ALBANY, N.Y. (March 25, 2021) — Rukhsana Ahmed, associate professor and chair in Communication, noted last year that while public health campaigns have proved generally effective in enhancing public health awareness and protection against COVID-19, scant evidence existed on their efficacy when dealing with Limited English Proficient (LEP) individuals.
Her project proposal to work with UAlbany grad students to assess the effectiveness of YouTube videos carrying this messaging so impressed SUNY officials that “Innovative Health Communication Strategy to Combat COVID-19 Health Disparities” was approved in December for seed funding from the SUNY Prepare Innovation and Internship Program.
“Consuming COVID-19 prevention information and translating it into behavior change among LEP groups requires linguistic and cultural tailoring of messages,” said Ahmed. “Each of the four chosen COVID-19 prevention videos was translated in the preferred language of the groups we surveyed — Arabic, Bangla, Chinese and Spanish.
“Such health communication videos can allow LEP groups to address communication inequality by
accessing, processing and acting on information during the pandemic that is linguistically and culturally relevant, which unfortunately is not always the case. Our project team includes native speakers of each LEP population under study, which is an asset that allows us to be sensitive to the linguistic and cultural nuances.”
With Ahmed as principal investigator (PI), the project includes Co-PIs Jeanette Altarriba, professor of Psychology and dean of the College of Arts and Sciences and Dina Refki, Rockefeller College clinical associate professor and executive director of the college’s Center for Women in Government & Civil Society and three student intern research assistants: Erting Sa, PhD candidate and lecturer in Communication; Mary Avery, PhD candidate and lecturer in Psychology; and Sana Abdelkarim, PhD candidate in Public Affairs & Policy.
The UAlbany trio is now evaluating the potential of the videos as a low-cost innovative health communication strategy to influence user knowledge and attitude, thereby addressing communication inequality among these groups and beyond. The project runs through May 31, with the students delivering presentations on the project’s progress at the April 22-23 SUNY Student Success Summit.
Data are still being accumulated from on-line surveys, but, said Refki, “we are seeing that health messages must be culturally and linguistically adapted to the communities and must be framed in ways that connect with people's deeply held belief systems in order to be effective.”
Noted Altarriba: “Our findings will likely help providers to effectively communicate vaccination messages that will be critical to stakeholders in addressing and eliminating vaccine hesitancy.”
Each of the language groups surveyed is comprised of 50 individuals identified as LEP speakers. “We are also getting ready to conduct one-on-one interviews with five LEP individuals within each of the four communities,” said Ahmed.
The students who will be conducting the interviews have already been impressed at the way the project has been received by the LEP groups and their community leaders.
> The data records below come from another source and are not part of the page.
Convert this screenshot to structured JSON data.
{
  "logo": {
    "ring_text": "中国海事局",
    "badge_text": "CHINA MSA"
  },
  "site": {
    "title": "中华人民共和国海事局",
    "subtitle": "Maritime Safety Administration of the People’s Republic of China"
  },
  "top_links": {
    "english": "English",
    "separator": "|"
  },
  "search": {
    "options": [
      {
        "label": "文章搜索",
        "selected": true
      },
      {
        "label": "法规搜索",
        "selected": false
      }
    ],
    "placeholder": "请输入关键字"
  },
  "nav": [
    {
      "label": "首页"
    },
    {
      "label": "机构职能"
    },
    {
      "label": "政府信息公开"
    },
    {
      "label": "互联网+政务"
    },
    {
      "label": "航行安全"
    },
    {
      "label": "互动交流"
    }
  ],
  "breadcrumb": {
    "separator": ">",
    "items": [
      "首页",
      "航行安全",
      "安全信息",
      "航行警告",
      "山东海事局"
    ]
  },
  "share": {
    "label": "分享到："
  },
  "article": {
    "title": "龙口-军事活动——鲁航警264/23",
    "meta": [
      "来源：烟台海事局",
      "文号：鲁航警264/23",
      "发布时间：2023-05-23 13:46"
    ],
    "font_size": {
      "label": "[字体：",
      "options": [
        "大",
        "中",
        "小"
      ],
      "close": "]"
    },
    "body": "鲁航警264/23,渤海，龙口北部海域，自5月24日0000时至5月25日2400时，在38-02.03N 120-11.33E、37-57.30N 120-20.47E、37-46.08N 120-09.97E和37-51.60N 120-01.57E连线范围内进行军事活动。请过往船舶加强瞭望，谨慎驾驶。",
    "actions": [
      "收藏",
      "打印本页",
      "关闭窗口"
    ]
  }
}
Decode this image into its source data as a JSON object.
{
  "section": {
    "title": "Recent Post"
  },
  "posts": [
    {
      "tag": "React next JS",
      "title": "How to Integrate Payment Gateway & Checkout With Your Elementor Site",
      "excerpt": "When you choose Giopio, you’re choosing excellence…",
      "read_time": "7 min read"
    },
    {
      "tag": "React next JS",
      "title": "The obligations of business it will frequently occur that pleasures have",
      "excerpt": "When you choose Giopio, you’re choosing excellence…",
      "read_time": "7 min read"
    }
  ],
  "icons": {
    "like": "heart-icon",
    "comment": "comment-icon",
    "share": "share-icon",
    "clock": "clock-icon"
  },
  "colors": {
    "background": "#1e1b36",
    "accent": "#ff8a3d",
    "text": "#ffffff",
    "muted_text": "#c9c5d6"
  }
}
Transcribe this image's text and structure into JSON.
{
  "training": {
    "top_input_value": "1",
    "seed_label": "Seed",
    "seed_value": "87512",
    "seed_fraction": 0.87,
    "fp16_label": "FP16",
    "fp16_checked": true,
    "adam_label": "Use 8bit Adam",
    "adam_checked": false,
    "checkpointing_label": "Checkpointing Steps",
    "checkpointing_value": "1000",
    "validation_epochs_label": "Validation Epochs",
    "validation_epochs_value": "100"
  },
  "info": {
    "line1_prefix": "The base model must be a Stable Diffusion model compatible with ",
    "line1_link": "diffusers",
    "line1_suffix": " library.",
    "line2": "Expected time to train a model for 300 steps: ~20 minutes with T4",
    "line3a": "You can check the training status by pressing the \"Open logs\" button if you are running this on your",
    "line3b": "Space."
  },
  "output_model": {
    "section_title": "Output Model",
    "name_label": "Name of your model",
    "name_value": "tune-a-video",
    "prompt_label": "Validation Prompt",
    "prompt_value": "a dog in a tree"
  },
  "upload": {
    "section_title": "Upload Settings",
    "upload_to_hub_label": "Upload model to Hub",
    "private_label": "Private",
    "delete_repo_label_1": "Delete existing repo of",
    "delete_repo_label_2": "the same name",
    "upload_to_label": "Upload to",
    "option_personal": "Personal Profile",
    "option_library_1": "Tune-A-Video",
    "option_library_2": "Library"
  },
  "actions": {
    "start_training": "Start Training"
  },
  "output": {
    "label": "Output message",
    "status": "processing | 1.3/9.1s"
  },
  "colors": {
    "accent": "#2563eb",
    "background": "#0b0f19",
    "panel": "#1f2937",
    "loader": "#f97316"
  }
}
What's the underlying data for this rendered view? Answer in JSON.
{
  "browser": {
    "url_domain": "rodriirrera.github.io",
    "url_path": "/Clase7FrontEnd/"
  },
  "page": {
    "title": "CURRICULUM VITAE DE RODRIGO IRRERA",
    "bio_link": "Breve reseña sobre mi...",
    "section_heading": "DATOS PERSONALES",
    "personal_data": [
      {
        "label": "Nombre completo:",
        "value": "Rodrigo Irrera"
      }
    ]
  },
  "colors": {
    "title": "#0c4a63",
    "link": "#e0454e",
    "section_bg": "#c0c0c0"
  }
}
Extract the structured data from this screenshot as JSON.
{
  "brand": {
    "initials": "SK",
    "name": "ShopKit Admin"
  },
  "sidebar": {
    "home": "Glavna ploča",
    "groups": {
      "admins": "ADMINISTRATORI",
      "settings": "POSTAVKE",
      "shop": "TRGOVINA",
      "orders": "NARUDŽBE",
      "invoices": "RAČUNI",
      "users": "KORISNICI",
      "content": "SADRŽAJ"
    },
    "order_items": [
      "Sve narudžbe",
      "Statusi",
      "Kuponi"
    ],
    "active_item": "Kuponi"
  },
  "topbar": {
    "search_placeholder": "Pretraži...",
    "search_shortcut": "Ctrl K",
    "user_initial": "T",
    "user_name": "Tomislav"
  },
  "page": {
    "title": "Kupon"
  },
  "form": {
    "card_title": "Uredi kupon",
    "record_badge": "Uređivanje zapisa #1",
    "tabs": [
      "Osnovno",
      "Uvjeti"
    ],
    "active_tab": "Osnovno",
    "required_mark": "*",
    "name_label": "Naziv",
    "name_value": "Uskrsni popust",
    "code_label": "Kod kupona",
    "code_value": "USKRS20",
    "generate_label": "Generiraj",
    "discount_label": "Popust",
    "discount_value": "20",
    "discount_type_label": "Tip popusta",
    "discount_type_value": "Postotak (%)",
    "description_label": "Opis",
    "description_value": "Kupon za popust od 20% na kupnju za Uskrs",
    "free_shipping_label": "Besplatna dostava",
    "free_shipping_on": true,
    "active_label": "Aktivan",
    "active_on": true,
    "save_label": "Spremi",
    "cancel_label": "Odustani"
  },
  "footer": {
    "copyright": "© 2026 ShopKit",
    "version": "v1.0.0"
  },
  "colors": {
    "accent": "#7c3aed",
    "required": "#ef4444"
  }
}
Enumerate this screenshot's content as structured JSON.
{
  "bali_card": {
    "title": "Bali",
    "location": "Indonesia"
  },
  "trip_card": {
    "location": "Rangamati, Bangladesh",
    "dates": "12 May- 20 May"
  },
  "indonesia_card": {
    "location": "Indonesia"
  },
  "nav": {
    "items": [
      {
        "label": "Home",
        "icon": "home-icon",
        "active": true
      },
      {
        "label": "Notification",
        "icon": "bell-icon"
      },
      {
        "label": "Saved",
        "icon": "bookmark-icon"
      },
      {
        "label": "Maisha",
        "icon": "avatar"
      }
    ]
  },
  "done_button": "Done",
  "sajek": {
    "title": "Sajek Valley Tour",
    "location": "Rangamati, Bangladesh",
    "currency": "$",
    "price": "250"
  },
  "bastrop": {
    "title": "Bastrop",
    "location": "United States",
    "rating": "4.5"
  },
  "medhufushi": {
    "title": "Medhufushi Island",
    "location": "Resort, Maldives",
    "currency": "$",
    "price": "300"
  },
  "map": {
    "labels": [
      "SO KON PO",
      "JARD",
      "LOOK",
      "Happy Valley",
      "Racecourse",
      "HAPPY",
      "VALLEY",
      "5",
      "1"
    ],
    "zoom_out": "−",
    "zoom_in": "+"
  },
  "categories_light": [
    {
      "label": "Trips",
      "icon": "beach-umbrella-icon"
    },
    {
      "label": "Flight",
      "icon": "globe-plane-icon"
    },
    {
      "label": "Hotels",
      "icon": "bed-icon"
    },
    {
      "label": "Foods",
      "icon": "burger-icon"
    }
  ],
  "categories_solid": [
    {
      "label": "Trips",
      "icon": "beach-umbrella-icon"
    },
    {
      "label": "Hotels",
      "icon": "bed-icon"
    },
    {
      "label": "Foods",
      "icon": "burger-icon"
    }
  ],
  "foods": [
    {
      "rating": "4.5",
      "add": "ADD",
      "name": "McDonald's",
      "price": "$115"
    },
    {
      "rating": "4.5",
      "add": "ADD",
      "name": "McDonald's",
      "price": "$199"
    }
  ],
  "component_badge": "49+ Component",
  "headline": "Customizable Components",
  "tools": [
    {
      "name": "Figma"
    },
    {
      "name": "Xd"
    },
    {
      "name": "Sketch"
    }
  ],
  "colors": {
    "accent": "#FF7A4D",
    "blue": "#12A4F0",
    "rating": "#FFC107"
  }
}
Among the goals of the SUNY initiative, which supplied seed funding to projects on seven SUNY campuses, was to provide such valuable applied learning and research experiences to outstanding students.
“I have been pleasantly surprised by the hard work and willingness that our community partners have demonstrated,” said Avery. “These communities are sometimes hesitant to engage with researchers and medical personnel, and understandably so, as their needs are often overlooked at a systemic level. However, our community leaders have been incredibly receptive and engaged, and offered their own insight on the issues they face as a community in the pandemic. In that sense the project has been an even greater learning experience — we have gained much from partnering with them.”
“I personally am surprised by how many new techniques I learned during this process,” said Sa. “For example, not only have I learned how to utilize the survey software, Qualtrics, to translate our English survey into targeted languages but I also managed to embed the video in the survey page so there will be no extra steps for us and our participants.”
“Our community partners show care and compassion for their clients and ask questions about how the research would help their community,” said Abdelkarim. “I find this truly humbling. In many cases, research is often disconnected from the community and the public. This is an opportunity for me, at least as a young public policy researcher, to think about where the public fits in my research and how my work can benefit them.”